> [EXERCISE GOAL] Extract each line of the records below that contains the word "title".

(Dataset rows describing interfaces)
--

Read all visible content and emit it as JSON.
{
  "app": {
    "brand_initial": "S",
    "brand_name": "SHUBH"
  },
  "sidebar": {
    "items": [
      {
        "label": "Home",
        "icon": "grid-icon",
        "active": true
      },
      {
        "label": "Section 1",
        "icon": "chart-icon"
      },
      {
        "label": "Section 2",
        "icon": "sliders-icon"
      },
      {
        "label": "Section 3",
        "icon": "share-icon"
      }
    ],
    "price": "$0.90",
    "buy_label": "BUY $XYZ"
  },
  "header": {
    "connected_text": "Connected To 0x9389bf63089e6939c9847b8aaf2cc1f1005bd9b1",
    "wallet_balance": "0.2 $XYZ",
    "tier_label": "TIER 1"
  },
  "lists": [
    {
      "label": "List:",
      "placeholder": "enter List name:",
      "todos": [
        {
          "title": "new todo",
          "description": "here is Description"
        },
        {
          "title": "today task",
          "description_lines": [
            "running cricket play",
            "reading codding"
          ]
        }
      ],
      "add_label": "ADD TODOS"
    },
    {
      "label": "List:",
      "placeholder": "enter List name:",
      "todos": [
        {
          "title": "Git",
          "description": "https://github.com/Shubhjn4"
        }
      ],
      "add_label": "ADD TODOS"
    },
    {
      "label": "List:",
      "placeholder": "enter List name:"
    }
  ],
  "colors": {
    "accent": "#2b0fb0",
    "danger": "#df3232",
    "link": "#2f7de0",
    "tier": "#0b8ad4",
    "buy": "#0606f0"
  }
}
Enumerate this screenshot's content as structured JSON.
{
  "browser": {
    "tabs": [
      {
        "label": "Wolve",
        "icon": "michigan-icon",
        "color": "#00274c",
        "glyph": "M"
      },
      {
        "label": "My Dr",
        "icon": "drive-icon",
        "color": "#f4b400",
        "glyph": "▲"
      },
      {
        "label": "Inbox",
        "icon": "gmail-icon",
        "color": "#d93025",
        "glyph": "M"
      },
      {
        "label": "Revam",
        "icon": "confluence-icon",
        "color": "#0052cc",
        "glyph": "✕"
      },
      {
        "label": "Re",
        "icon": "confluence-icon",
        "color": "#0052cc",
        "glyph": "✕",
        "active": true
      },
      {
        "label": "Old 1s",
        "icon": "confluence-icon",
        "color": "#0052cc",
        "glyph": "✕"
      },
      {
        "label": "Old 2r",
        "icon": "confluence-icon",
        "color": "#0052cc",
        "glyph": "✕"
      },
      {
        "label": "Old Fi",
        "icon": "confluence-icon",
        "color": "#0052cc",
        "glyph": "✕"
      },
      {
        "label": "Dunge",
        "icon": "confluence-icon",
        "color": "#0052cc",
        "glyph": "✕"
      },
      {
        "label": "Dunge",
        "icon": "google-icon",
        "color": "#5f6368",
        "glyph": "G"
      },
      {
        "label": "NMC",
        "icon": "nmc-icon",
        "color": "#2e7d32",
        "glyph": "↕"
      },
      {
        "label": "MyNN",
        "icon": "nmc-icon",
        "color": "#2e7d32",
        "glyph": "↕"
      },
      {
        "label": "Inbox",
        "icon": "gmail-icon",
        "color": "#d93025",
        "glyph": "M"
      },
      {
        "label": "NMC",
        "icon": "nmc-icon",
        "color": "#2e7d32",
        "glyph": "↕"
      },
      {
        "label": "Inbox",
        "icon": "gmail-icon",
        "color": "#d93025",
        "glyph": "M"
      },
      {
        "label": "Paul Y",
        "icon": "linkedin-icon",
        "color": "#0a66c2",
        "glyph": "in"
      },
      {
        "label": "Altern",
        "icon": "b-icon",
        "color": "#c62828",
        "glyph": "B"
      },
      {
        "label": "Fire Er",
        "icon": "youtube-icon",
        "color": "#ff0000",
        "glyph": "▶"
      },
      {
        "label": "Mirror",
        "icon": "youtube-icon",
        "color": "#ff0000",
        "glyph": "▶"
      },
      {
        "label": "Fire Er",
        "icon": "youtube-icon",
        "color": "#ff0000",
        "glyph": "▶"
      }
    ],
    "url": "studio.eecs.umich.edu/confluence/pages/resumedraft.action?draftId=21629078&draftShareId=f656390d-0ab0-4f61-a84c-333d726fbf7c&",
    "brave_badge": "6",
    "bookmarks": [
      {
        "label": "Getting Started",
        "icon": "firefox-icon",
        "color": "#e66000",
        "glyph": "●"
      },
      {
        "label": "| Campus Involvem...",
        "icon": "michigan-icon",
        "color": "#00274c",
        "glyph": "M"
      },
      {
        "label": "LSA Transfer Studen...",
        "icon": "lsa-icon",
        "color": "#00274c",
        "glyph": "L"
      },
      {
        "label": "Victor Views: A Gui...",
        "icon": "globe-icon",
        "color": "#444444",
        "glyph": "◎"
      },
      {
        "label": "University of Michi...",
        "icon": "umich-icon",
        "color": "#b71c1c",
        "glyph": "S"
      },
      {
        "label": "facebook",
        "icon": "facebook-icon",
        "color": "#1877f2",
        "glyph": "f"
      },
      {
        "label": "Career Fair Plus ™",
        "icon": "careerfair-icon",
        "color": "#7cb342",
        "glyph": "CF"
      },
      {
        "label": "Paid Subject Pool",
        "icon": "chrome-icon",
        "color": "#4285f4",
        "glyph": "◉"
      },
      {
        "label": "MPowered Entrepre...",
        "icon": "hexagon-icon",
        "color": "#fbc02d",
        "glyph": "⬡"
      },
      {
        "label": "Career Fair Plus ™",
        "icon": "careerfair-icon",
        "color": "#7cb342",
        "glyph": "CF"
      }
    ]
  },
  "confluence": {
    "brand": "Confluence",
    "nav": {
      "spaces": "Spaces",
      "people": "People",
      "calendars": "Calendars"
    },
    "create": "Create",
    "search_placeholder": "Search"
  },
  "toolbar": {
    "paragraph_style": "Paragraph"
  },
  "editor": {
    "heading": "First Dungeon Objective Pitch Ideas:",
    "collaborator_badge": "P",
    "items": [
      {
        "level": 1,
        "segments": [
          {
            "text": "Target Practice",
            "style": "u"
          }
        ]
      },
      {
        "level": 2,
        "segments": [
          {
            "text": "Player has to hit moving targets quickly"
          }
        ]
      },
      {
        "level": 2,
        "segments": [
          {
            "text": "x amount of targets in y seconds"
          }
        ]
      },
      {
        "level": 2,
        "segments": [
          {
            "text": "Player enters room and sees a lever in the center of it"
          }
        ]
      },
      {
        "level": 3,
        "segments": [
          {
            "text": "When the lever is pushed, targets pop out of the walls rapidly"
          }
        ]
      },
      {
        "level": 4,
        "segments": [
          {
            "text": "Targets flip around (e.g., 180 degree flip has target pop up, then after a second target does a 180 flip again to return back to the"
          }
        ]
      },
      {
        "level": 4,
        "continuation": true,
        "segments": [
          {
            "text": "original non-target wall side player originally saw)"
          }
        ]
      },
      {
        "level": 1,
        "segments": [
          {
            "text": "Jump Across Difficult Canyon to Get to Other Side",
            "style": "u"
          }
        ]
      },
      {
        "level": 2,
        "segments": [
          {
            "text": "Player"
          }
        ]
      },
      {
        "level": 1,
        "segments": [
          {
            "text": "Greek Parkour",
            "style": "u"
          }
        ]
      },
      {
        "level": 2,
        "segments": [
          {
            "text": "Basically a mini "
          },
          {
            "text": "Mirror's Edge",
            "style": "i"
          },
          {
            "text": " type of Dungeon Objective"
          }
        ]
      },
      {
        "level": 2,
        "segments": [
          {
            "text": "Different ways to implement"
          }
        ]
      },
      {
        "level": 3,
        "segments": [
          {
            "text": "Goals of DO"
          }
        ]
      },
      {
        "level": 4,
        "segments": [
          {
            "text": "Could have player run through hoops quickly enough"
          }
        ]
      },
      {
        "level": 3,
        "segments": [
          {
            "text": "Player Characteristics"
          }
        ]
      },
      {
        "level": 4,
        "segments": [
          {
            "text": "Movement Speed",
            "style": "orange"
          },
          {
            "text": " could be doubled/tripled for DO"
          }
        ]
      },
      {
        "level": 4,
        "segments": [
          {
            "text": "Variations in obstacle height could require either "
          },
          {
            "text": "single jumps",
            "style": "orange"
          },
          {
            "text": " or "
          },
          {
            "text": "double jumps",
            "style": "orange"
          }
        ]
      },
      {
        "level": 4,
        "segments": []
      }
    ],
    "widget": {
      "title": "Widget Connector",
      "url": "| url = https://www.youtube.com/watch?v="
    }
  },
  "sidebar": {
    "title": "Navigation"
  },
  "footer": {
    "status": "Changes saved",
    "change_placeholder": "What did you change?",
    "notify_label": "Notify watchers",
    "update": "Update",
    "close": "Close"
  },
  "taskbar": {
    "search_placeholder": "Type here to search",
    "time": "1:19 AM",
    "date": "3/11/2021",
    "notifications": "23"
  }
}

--

> [RESPONSE BOX]
          "title": "new todo",
          "title": "today task",
          "title": "Git",
      "title": "Widget Connector",
    "title": "Navigation"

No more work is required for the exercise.